▶ _Task to complete_
Copy the records below exactly. Include all of them.

▶ _Raw data_
____________________

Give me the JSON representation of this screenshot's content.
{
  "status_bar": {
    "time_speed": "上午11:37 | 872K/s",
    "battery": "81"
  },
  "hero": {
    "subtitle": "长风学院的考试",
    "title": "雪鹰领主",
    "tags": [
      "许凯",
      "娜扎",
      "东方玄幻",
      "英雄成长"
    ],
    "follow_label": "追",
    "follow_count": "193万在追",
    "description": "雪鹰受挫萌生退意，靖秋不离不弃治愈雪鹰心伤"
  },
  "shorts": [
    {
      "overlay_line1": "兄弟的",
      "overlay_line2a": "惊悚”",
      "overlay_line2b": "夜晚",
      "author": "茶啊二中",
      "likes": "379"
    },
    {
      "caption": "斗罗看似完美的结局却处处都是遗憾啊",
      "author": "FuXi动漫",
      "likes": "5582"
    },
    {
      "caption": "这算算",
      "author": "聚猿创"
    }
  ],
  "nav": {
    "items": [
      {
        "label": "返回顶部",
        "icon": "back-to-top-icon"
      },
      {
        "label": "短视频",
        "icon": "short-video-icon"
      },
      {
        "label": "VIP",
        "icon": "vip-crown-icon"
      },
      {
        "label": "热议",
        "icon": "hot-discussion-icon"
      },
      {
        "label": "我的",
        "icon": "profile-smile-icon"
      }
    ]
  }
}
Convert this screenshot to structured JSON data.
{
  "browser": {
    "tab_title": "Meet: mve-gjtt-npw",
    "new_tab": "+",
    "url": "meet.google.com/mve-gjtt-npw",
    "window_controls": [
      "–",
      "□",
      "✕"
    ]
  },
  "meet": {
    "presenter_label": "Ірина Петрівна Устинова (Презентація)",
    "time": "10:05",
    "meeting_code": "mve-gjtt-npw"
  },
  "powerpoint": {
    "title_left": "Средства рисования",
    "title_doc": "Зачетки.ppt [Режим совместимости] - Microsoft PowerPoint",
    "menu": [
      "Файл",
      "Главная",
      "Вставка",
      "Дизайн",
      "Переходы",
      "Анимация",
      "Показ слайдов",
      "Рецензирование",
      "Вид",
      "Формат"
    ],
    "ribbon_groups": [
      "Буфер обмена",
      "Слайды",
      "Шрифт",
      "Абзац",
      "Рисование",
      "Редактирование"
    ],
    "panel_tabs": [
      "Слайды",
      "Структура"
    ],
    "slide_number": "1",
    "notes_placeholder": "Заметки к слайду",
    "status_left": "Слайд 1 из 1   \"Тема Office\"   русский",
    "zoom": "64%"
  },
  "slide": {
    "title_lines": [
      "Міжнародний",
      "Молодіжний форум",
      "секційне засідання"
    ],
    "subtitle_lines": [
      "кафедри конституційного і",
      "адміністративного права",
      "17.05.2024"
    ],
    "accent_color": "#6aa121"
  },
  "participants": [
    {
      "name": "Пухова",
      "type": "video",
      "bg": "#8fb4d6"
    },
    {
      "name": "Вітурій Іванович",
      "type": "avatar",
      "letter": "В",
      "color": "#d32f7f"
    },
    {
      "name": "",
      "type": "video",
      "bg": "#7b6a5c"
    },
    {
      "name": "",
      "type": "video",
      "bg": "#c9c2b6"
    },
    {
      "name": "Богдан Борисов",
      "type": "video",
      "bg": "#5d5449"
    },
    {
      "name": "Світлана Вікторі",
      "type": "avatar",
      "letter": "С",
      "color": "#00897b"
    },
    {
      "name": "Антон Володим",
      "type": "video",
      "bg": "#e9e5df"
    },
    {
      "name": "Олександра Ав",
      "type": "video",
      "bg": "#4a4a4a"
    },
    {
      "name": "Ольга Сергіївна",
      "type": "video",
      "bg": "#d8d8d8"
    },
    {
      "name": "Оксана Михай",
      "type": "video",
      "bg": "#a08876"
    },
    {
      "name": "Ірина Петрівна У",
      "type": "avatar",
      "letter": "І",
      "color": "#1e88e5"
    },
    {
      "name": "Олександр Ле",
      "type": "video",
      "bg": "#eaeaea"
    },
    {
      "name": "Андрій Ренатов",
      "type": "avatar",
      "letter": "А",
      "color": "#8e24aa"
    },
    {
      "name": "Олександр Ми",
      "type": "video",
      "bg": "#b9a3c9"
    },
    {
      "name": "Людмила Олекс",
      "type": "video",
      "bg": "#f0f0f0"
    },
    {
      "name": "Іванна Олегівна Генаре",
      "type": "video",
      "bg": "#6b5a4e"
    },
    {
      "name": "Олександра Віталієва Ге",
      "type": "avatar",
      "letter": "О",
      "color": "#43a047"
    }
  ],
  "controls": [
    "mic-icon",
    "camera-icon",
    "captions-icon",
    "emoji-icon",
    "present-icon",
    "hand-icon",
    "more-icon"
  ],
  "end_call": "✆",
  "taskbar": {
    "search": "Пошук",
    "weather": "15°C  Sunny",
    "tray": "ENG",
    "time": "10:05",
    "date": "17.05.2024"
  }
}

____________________

▶ _Problem solution_
Give me the JSON representation of this screenshot's content.
{
  "status_bar": {
    "time_speed": "上午11:37 | 872K/s",
    "battery": "81"
  },
  "hero": {
    "subtitle": "长风学院的考试",
    "title": "雪鹰领主",
    "tags": [
      "许凯",
      "娜扎",
      "东方玄幻",
      "英雄成长"
    ],
    "follow_label": "追",
    "follow_count": "193万在追",
    "description": "雪鹰受挫萌生退意，靖秋不离不弃治愈雪鹰心伤"
  },
  "shorts": [
    {
      "overlay_line1": "兄弟的",
      "overlay_line2a": "惊悚”",
      "overlay_line2b": "夜晚",
      "author": "茶啊二中",
      "likes": "379"
    },
    {
      "caption": "斗罗看似完美的结局却处处都是遗憾啊",
      "author": "FuXi动漫",
      "likes": "5582"
    },
    {
      "caption": "这算算",
      "author": "聚猿创"
    }
  ],
  "nav": {
    "items": [
      {
        "label": "返回顶部",
        "icon": "back-to-top-icon"
      },
      {
        "label": "短视频",
        "icon": "short-video-icon"
      },
      {
        "label": "VIP",
        "icon": "vip-crown-icon"
      },
      {
        "label": "热议",
        "icon": "hot-discussion-icon"
      },
      {
        "label": "我的",
        "icon": "profile-smile-icon"
      }
    ]
  }
}
Convert this screenshot to structured JSON data.
{
  "browser": {
    "tab_title": "Meet: mve-gjtt-npw",
    "new_tab": "+",
    "url": "meet.google.com/mve-gjtt-npw",
    "window_controls": [
      "–",
      "□",
      "✕"
    ]
  },
  "meet": {
    "presenter_label": "Ірина Петрівна Устинова (Презентація)",
    "time": "10:05",
    "meeting_code": "mve-gjtt-npw"
  },
  "powerpoint": {
    "title_left": "Средства рисования",
    "title_doc": "Зачетки.ppt [Режим совместимости] - Microsoft PowerPoint",
    "menu": [
      "Файл",
      "Главная",
      "Вставка",
      "Дизайн",
      "Переходы",
      "Анимация",
      "Показ слайдов",
      "Рецензирование",
      "Вид",
      "Формат"
    ],
    "ribbon_groups": [
      "Буфер обмена",
      "Слайды",
      "Шрифт",
      "Абзац",
      "Рисование",
      "Редактирование"
    ],
    "panel_tabs": [
      "Слайды",
      "Структура"
    ],
    "slide_number": "1",
    "notes_placeholder": "Заметки к слайду",
    "status_left": "Слайд 1 из 1   \"Тема Office\"   русский",
    "zoom": "64%"
  },
  "slide": {
    "title_lines": [
      "Міжнародний",
      "Молодіжний форум",
      "секційне засідання"
    ],
    "subtitle_lines": [
      "кафедри конституційного і",
      "адміністративного права",
      "17.05.2024"
    ],
    "accent_color": "#6aa121"
  },
  "participants": [
    {
      "name": "Пухова",
      "type": "video",
      "bg": "#8fb4d6"
    },
    {
      "name": "Вітурій Іванович",
      "type": "avatar",
      "letter": "В",
      "color": "#d32f7f"
    },
    {
      "name": "",
      "type": "video",
      "bg": "#7b6a5c"
    },
    {
      "name": "",
      "type": "video",
      "bg": "#c9c2b6"
    },
    {
      "name": "Богдан Борисов",
      "type": "video",
      "bg": "#5d5449"
    },
    {
      "name": "Світлана Вікторі",
      "type": "avatar",
      "letter": "С",
      "color": "#00897b"
    },
    {
      "name": "Антон Володим",
      "type": "video",
      "bg": "#e9e5df"
    },
    {
      "name": "Олександра Ав",
      "type": "video",
      "bg": "#4a4a4a"
    },
    {
      "name": "Ольга Сергіївна",
      "type": "video",
      "bg": "#d8d8d8"
    },
    {
      "name": "Оксана Михай",
      "type": "video",
      "bg": "#a08876"
    },
    {
      "name": "Ірина Петрівна У",
      "type": "avatar",
      "letter": "І",
      "color": "#1e88e5"
    },
    {
      "name": "Олександр Ле",
      "type": "video",
      "bg": "#eaeaea"
    },
    {
      "name": "Андрій Ренатов",
      "type": "avatar",
      "letter": "А",
      "color": "#8e24aa"
    },
    {
      "name": "Олександр Ми",
      "type": "video",
      "bg": "#b9a3c9"
    },
    {
      "name": "Людмила Олекс",
      "type": "video",
      "bg": "#f0f0f0"
    },
    {
      "name": "Іванна Олегівна Генаре",
      "type": "video",
      "bg": "#6b5a4e"
    },
    {
      "name": "Олександра Віталієва Ге",
      "type": "avatar",
      "letter": "О",
      "color": "#43a047"
    }
  ],
  "controls": [
    "mic-icon",
    "camera-icon",
    "captions-icon",
    "emoji-icon",
    "present-icon",
    "hand-icon",
    "more-icon"
  ],
  "end_call": "✆",
  "taskbar": {
    "search": "Пошук",
    "weather": "15°C  Sunny",
    "tray": "ENG",
    "time": "10:05",
    "date": "17.05.2024"
  }
}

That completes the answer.